When we are unfortunate enough to have to take a drug or to be in contact with some sort of medical device, we are going to be exposed to more than maybe we bargained for. Small amounts of “leachable” chemicals will have probably migrated from that drug’s contact with processing equipment, packaging or delivery systems and that device’s contact with our bodily fluids. In this health precautionary age, the identification, quantitation and toxicological assessment of these unwelcome migrants is essential.
So, what do we mean when we talk about Extractables & Leachables (E&Ls)?
Extractables are those chemicals that are liberated from a drug or device when in contact with an appropriate solvent under exaggerated time and temperature conditions to illustrate the worst-case. Leachables on the other hand are the likely migrating entities under clinically relevant or typical use.
How do we test for them?
When testing for E&Ls, chromatography (in its numerous forms) has become standard industry practice to screen for organic compounds.
Common detection methods & techniques:
- Volatile Organic Compounds (VOCs): Gas Chromatography and Mass Spectrometry (GC-MS) combined with Headspace sampling
- Semi-Volatile Organic Compounds (SVOCs) and liquids: “direct” injection gas chromatography
- Non-volatile Organic Compounds: Liquid Chromatography – Mass Spectrometry (LC-MS)
- Inorganic Extractables (including metals): Inductively Coupled Plasma – Mass Spectrometry (ICP-MS)

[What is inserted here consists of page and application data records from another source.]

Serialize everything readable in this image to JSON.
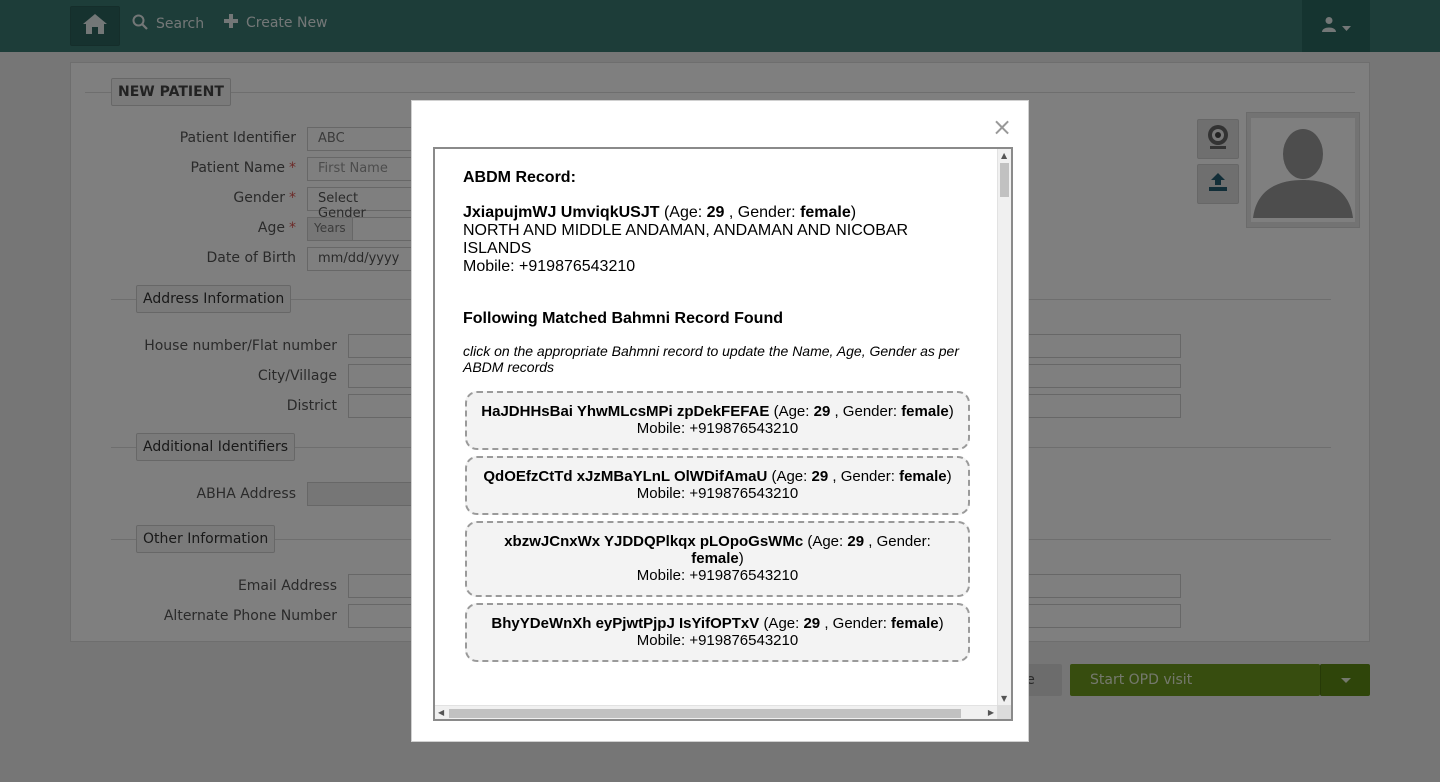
{
  "nav": {
    "search_label": "Search",
    "create_label": "Create New"
  },
  "form": {
    "section_title": "NEW PATIENT",
    "labels": {
      "patient_identifier": "Patient Identifier",
      "patient_name": "Patient Name",
      "gender": "Gender",
      "age": "Age",
      "dob": "Date of Birth",
      "house": "House number/Flat number",
      "city": "City/Village",
      "district": "District",
      "abha": "ABHA Address",
      "email": "Email Address",
      "alt_phone": "Alternate Phone Number"
    },
    "required_mark": "*",
    "values": {
      "identifier_prefix": "ABC",
      "first_name_placeholder": "First Name",
      "gender_select": "Select Gender",
      "age_years": "Years",
      "dob_placeholder": "mm/dd/yyyy"
    },
    "sections": {
      "address": "Address Information",
      "additional_ids": "Additional Identifiers",
      "other": "Other Information"
    },
    "buttons": {
      "save_partial": "ve",
      "start_opd": "Start OPD visit"
    }
  },
  "modal": {
    "close_glyph": "×",
    "abdm_title": "ABDM Record:",
    "abdm_record": {
      "name": "JxiapujmWJ UmviqkUSJT",
      "age_label": "(Age:",
      "age": "29",
      "gender_label": ", Gender:",
      "gender": "female",
      "close_paren": ")",
      "address_line1": "NORTH AND MIDDLE ANDAMAN, ANDAMAN AND NICOBAR",
      "address_line2": "ISLANDS",
      "mobile": "Mobile: +919876543210"
    },
    "matched_title": "Following Matched Bahmni Record Found",
    "instruction": "click on the appropriate Bahmni record to update the Name, Age, Gender as per ABDM records",
    "records": [
      {
        "name": "HaJDHHsBai YhwMLcsMPi zpDekFEFAE",
        "age": "29",
        "gender": "female",
        "mobile": "Mobile: +919876543210"
      },
      {
        "name": "QdOEfzCtTd xJzMBaYLnL OlWDifAmaU",
        "age": "29",
        "gender": "female",
        "mobile": "Mobile: +919876543210"
      },
      {
        "name": "xbzwJCnxWx YJDDQPlkqx pLOpoGsWMc",
        "age": "29",
        "gender": "female",
        "mobile": "Mobile: +919876543210"
      },
      {
        "name": "BhyYDeWnXh eyPjwtPjpJ IsYifOPTxV",
        "age": "29",
        "gender": "female",
        "mobile": "Mobile: +919876543210"
      }
    ],
    "record_age_label": "(Age:",
    "record_gender_label": ", Gender:"
  },
  "colors": {
    "topbar": "#3b7a72",
    "start_opd": "#6e9a1e",
    "required": "#d9534f"
  }
}
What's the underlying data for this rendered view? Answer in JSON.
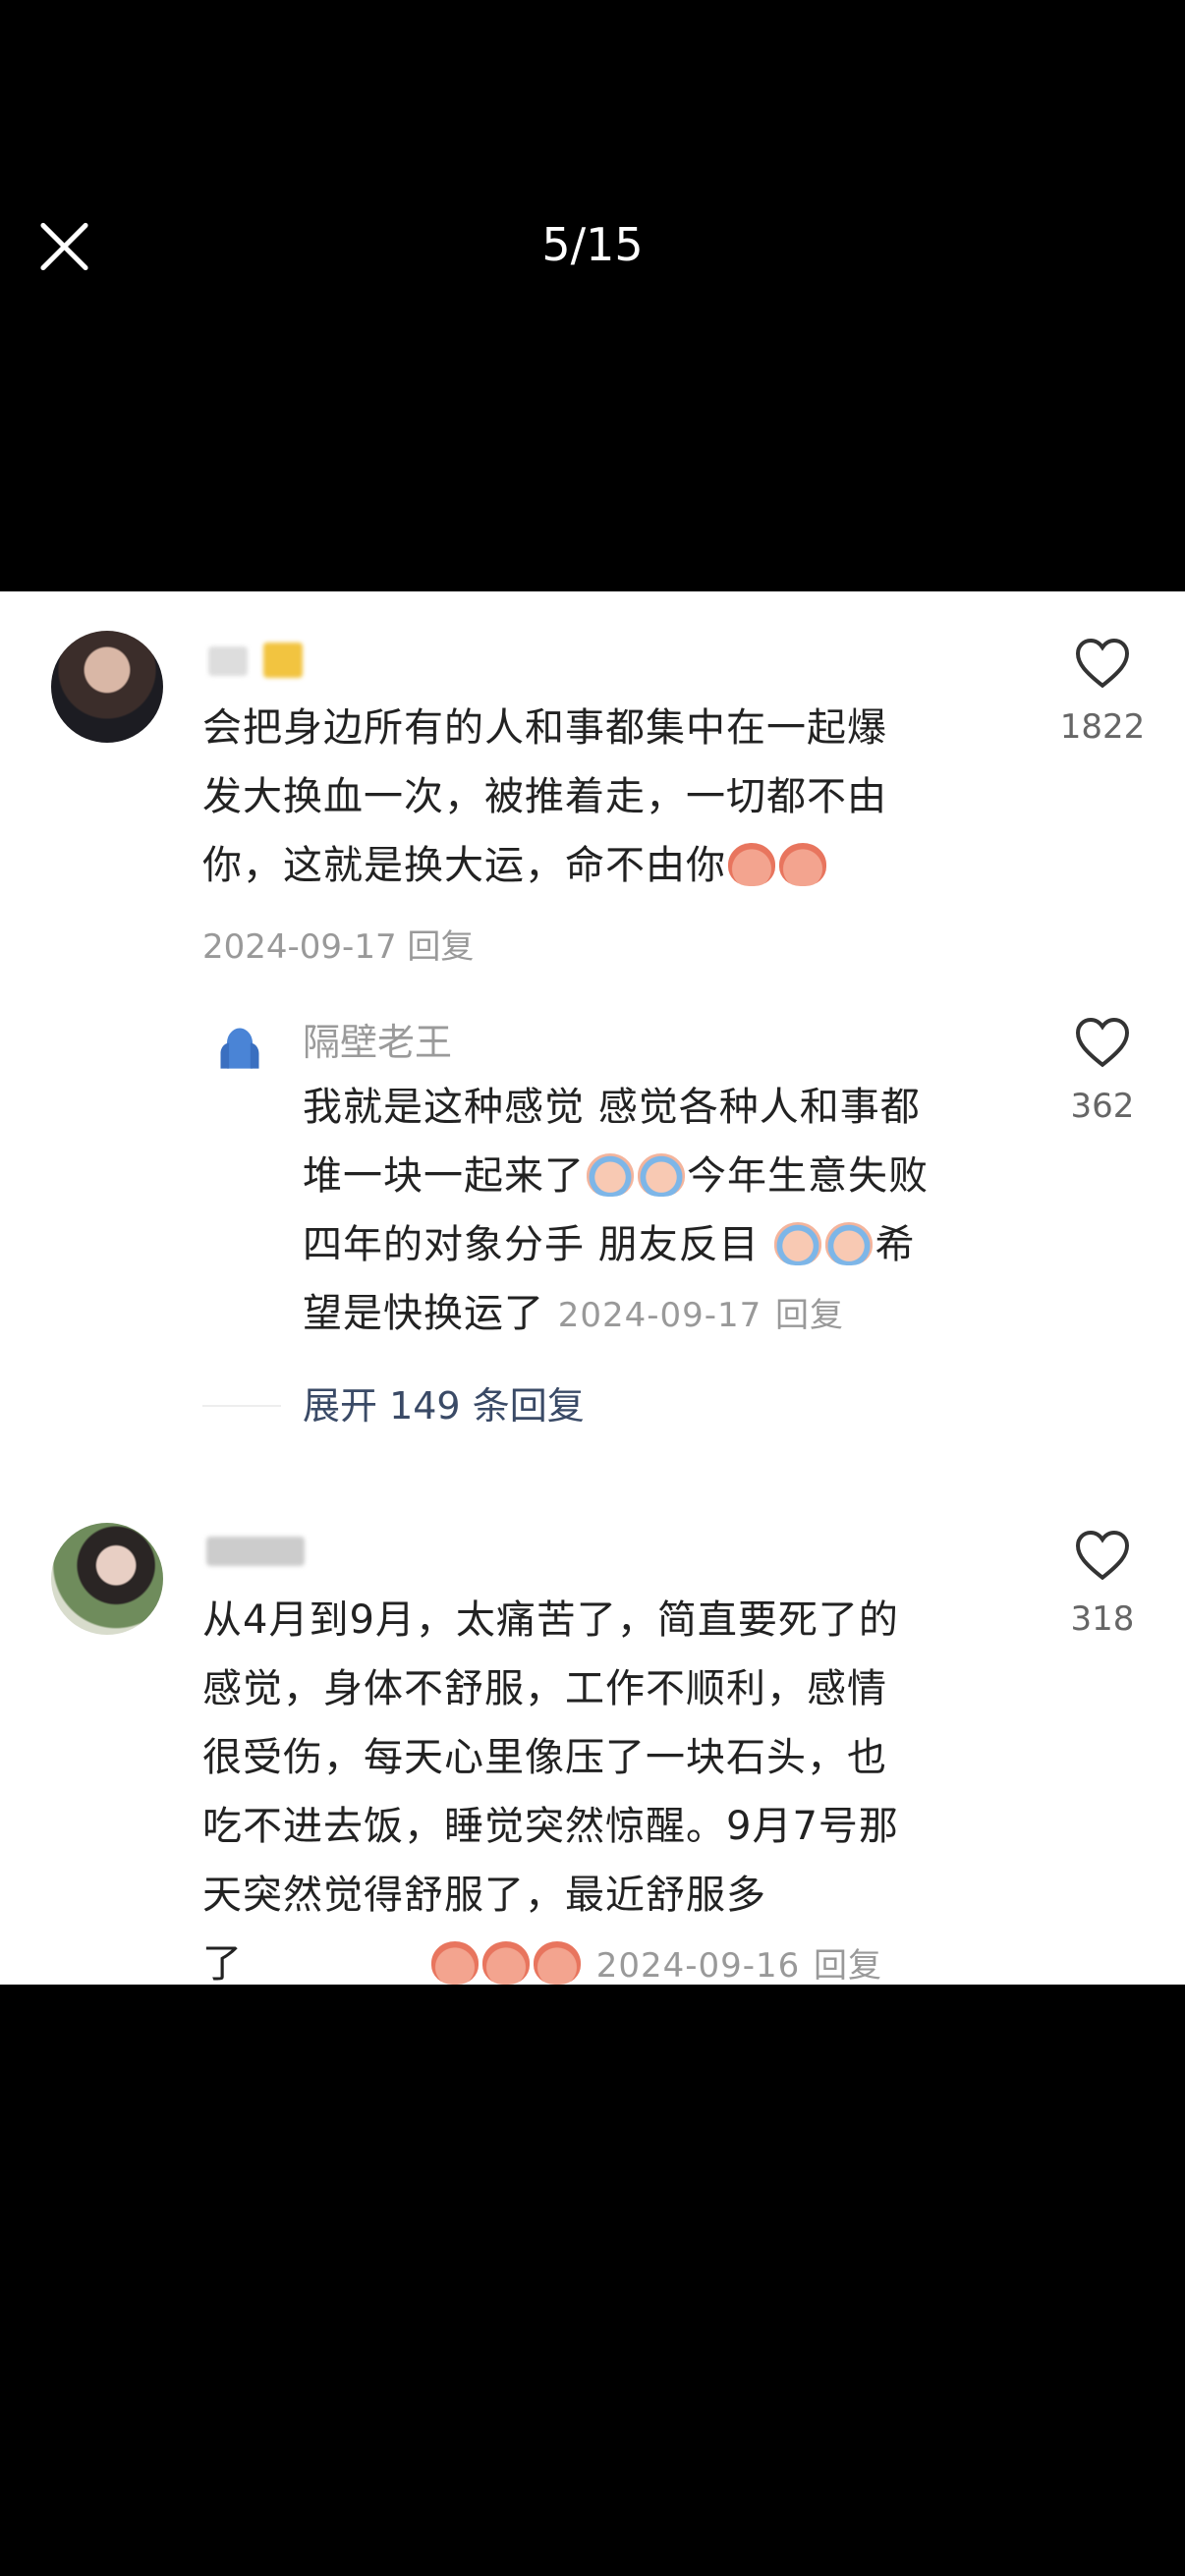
{
  "viewer": {
    "counter": "5/15"
  },
  "comments": [
    {
      "text_line1": "会把身边所有的人和事都集中在一起爆",
      "text_line2": "发大换血一次，被推着走，一切都不由",
      "text_line3": "你，这就是换大运，命不由你",
      "date": "2024-09-17",
      "reply_label": "回复",
      "likes": "1822"
    },
    {
      "author": "隔壁老王",
      "text_line1": "我就是这种感觉 感觉各种人和事都",
      "text_line2a": "堆一块一起来了",
      "text_line2b": "今年生意失败",
      "text_line3a": "四年的对象分手 朋友反目",
      "text_line3b": "希",
      "text_line4": "望是快换运了",
      "date": "2024-09-17",
      "reply_label": "回复",
      "likes": "362",
      "expand": "展开 149 条回复"
    },
    {
      "text_line1": "从4月到9月，太痛苦了，简直要死了的",
      "text_line2": "感觉，身体不舒服，工作不顺利，感情",
      "text_line3": "很受伤，每天心里像压了一块石头，也",
      "text_line4": "吃不进去饭，睡觉突然惊醒。9月7号那",
      "text_line5": "天突然觉得舒服了，最近舒服多",
      "text_line6": "了",
      "date": "2024-09-16",
      "reply_label": "回复",
      "likes": "318"
    }
  ],
  "colors": {
    "heart": "#333333",
    "meta": "#999999",
    "expand": "#3a4a66"
  }
}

The resulting E&L profiles identify and attempt to chemically characterise every compound present in an extract above a defined and toxicologically justified evaluation or reporting threshold - the Analytical Evaluation Threshold (AET).
What bibra can do to help?
Bibra's core competence in toxicological hazard and risk assessment can be bought fruitfully to bear at all stages of the sometimes tortuous E&L journey. This is most obvious in the assessment of the leachables (and high-priority extractables) where the objective is defensible Tolerable Intake (TI) and Margin of Safety (MoS) values. We also have a value earlier in the game, most usefully with those monstrous extractables reports that have identified far too many compounds, most of which are clearly not going to pose any health risk to patients. To exclude most of these from further, more detailed, and expensive toxicological risk assessment, we have developed a “extractables and leachables screening” process to prioritise substances that are more worthy of this detailed scrutiny. Whilst we profess no similar expertise in analytical chemistry we contend we can also sometimes bring value to the initial project discussions over the planning of the E&L programme itself. Extraction solvents and conditions, for example, can be tailored to suit the product based on its composition and anticipated contact with the patient. In cases where a health risk cannot be ruled out based on the toxicological assessment of an extractables profile and traditional leachables studies are not practical, “simulated leachables” studies can be designed to more closely mimic the typical use of the product, and health risks can therefore be refined using these more relevant data.
To learn more about how bibra can support you with professional advice or further guidance on E&Ls screening, contact us today.